(Dataset entries)
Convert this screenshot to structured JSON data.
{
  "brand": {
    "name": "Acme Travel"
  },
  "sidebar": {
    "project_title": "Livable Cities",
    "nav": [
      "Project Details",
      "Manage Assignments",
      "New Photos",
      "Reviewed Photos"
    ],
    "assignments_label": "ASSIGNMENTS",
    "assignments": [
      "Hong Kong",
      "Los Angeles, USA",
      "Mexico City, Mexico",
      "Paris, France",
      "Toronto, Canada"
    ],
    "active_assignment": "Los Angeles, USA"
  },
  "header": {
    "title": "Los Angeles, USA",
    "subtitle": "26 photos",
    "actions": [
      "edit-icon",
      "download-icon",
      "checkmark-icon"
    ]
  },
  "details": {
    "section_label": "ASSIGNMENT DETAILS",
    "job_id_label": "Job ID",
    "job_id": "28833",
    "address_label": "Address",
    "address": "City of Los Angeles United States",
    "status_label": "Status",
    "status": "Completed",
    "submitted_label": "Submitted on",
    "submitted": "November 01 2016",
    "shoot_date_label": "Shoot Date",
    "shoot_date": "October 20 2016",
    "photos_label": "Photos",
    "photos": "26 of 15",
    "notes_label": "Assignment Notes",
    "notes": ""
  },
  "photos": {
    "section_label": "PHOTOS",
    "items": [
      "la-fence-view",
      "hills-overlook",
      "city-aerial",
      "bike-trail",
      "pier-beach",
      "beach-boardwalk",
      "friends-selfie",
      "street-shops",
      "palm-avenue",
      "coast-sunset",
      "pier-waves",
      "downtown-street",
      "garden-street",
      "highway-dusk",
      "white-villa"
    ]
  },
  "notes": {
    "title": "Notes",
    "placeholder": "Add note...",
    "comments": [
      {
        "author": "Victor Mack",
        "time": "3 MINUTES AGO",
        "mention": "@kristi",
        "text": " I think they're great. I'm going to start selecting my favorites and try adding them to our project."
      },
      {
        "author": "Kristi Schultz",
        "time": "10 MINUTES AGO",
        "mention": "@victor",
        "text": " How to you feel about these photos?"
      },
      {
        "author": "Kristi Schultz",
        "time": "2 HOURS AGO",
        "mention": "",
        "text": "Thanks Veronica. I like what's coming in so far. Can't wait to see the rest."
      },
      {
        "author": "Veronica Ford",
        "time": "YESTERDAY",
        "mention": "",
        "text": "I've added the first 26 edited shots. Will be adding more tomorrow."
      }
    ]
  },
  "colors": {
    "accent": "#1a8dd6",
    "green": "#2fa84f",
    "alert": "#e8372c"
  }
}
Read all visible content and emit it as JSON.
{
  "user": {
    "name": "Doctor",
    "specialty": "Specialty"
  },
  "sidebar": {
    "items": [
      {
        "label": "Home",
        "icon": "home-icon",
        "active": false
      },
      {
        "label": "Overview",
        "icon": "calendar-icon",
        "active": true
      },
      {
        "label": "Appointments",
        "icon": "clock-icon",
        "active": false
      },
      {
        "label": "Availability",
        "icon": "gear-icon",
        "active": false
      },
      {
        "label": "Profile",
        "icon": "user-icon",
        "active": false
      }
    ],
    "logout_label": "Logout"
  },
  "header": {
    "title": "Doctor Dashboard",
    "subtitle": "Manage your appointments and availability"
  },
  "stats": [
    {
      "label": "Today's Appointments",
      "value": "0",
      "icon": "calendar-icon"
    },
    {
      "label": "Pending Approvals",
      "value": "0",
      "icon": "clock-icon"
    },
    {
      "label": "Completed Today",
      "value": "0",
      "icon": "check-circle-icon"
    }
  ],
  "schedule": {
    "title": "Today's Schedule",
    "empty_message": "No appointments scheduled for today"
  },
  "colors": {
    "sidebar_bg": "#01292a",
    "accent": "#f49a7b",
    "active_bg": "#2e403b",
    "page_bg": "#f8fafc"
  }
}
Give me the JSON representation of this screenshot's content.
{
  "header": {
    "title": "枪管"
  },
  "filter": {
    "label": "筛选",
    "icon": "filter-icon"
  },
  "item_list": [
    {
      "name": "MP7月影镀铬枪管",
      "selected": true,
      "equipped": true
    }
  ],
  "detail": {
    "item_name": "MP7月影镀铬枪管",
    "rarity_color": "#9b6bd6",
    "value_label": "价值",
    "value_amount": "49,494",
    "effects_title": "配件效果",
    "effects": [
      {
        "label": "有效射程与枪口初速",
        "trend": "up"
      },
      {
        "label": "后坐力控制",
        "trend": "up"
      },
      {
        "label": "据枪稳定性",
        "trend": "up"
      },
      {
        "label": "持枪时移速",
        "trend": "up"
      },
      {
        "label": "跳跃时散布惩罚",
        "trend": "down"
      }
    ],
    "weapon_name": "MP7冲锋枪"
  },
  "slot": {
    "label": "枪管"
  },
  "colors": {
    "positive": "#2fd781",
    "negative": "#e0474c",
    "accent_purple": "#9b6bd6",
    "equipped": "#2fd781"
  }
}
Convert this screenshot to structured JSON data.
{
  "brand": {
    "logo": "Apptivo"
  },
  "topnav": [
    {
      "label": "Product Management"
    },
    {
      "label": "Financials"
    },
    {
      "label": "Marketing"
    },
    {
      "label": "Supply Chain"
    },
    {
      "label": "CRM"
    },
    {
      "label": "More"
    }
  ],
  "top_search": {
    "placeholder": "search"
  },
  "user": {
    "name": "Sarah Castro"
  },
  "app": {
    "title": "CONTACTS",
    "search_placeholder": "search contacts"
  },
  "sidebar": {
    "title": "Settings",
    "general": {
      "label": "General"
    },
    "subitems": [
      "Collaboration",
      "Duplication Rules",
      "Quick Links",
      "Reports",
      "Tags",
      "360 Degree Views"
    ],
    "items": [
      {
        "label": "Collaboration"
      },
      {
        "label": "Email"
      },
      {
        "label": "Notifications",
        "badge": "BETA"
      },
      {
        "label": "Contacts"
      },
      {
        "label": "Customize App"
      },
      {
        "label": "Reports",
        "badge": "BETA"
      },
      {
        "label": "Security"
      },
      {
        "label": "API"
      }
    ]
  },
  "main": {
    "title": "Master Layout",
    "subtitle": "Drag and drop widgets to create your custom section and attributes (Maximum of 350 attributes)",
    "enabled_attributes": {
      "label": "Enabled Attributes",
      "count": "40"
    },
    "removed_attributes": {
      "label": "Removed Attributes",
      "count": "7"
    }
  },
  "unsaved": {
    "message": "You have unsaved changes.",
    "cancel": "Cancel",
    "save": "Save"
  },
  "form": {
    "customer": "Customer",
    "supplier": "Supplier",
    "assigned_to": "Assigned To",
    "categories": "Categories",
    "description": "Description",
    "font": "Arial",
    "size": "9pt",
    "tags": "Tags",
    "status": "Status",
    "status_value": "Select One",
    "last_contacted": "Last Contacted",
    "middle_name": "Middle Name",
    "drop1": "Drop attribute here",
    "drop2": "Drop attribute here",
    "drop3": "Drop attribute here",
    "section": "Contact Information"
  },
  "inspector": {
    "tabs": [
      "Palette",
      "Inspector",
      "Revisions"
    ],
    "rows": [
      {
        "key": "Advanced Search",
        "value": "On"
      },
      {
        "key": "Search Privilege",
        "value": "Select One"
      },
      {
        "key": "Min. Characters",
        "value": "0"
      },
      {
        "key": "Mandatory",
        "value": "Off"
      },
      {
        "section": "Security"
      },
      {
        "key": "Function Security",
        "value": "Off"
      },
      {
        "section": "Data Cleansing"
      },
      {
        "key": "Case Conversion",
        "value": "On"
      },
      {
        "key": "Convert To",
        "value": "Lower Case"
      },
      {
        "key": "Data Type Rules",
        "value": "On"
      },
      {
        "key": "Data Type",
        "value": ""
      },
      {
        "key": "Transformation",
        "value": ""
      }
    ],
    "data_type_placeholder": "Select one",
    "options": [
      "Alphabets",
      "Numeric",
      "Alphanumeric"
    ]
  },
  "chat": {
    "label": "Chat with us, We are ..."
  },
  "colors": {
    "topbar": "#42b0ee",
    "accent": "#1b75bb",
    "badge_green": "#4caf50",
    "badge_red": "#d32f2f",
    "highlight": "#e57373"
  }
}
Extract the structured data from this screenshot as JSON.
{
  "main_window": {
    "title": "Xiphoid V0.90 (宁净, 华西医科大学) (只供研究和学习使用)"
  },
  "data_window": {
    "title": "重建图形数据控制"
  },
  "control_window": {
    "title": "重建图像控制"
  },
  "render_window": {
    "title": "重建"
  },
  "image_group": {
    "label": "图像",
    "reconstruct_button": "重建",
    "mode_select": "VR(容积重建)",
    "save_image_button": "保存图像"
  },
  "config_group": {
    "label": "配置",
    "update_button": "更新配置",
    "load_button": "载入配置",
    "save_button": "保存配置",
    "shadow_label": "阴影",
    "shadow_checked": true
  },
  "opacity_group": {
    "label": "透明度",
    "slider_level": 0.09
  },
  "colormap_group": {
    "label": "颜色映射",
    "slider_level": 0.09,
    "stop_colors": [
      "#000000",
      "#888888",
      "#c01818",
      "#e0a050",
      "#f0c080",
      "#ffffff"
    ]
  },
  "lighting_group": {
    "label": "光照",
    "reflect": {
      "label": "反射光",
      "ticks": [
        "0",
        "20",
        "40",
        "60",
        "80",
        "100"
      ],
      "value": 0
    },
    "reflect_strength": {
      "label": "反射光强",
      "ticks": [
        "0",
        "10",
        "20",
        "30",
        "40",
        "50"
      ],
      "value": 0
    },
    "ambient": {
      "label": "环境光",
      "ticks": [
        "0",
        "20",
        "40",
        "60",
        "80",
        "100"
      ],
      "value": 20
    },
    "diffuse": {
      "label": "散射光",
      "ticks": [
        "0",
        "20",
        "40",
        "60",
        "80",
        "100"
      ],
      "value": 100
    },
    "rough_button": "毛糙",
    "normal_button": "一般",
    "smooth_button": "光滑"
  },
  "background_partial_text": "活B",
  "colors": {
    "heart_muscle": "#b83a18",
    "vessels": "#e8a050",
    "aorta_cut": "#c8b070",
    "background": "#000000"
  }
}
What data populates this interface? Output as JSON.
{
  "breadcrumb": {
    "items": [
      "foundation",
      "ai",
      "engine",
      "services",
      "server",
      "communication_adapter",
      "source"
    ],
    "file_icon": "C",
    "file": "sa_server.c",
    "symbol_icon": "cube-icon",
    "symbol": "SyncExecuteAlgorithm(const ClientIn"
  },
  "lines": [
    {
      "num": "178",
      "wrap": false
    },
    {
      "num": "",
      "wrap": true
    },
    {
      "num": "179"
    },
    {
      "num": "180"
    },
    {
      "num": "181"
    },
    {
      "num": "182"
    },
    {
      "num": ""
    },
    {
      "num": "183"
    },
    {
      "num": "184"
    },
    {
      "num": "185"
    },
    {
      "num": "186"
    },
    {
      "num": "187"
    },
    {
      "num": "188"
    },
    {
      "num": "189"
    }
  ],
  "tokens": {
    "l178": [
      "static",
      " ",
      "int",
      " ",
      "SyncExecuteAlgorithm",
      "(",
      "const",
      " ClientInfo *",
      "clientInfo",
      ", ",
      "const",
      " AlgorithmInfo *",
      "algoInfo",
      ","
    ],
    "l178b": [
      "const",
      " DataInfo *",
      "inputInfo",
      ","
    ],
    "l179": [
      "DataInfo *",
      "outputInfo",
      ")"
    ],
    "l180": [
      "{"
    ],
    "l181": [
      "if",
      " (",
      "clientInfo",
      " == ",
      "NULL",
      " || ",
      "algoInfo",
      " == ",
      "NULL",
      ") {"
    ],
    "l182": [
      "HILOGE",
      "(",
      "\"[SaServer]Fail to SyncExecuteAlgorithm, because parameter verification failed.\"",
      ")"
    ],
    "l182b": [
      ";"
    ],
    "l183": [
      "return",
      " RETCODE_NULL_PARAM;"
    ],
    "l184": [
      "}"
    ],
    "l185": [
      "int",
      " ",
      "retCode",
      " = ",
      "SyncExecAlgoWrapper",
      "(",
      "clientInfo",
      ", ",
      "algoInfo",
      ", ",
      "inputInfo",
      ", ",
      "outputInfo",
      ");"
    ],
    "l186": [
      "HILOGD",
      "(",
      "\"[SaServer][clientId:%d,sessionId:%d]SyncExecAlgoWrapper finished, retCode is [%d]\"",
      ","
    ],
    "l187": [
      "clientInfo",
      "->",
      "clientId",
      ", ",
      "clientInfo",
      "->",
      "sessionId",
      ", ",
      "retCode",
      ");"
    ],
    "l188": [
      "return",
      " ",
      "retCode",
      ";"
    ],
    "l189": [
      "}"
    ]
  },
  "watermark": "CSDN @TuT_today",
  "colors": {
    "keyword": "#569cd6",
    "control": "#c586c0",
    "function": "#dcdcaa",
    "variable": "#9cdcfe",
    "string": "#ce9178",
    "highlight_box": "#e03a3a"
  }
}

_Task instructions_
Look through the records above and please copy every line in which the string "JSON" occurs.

_Task output_
Convert this screenshot to structured JSON data.
Read all visible content and emit it as JSON.
Give me the JSON representation of this screenshot's content.
Convert this screenshot to structured JSON data.
Extract the structured data from this screenshot as JSON.
What data populates this interface? Output as JSON.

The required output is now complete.